The US dollar is off to a strong start to 2024. Here’s why it’s unlikely to last.

The US dollar has had a relatively strong start to 2024, but some analysts believe the greenback is even more likely to depreciate later this year.

The ICE US Dollar Index DXY,
which tracks the currency against a basket of six major rivals, has risen about 2.1% this year, according to market data from Dow Jones.

The dollar rose as traders scale back their expectations for when the Federal Reserve will start cutting interest rates this year, analysts at BofA Global Research said.

Until late December, traders were pricing in a chance of up to 90% for a rate cut in March, but those odds have since fallen to about 46% as of Friday, according to the CME’s FedWatch Tool. Meanwhile, the total amount of rate cuts expected this year, which reached 170 basis points in mid-January, has now fallen to around 135-150 basis points.

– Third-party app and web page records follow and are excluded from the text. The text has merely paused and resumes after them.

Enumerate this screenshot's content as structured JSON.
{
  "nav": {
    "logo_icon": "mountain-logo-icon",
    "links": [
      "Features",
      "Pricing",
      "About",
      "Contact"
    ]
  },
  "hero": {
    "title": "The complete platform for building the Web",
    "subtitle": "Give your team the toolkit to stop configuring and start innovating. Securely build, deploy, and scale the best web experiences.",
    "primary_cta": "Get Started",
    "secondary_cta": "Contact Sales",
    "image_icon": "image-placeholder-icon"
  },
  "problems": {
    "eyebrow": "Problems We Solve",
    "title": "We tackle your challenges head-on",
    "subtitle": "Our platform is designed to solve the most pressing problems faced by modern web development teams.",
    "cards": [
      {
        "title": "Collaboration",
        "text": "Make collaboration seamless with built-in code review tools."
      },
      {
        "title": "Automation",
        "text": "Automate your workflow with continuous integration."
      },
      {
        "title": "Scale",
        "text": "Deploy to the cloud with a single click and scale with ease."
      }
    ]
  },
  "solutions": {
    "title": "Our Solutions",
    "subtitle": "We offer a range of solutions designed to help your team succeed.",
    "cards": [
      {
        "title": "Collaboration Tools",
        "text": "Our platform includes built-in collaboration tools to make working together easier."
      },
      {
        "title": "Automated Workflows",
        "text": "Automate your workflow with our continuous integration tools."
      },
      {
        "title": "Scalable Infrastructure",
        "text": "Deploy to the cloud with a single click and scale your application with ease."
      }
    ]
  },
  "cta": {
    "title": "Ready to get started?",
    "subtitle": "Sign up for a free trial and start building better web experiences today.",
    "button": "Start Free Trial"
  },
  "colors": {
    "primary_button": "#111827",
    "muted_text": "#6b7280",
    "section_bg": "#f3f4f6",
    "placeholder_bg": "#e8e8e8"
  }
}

However, the greenback is likely to depreciate throughout the rest of the year, analysts at the investment bank wrote in a note Thursday, adding that much of the retreat would likely occur in the second half of 2024.

Analysts at BofA said no recession is expected this year and anticipate the Federal Reserve will begin cutting its benchmark rate in March. Such a scenario is negative for the dollar, as analysts say Fed easing would likely support risky assets with US economic growth remaining resilient.

Based on historical data, the performance of the ICE US Dollar Index has been mixed since the start of the Fed’s first rate cut in the past six cycles, and has been relatively flat on average in subsequent quarters, analysts said.

“This is largely due to the dollar’s perceived ‘safe haven’ status and its negative correlation with risk, as cutting cycles have often been associated with recessions,” they wrote.

Jonathan Petersen, senior market economist at Capital Economics, echoed this point in a note on Thursday. He expects the dollar to face headwinds stemming from strong risk appetite in global markets and declining bond yields in the United States later this year, and expects the greenback to remain rangebound against most major currencies for much of the year. of 2024.

Source link

Leave a Reply

Your email address will not be published. Required fields are marked *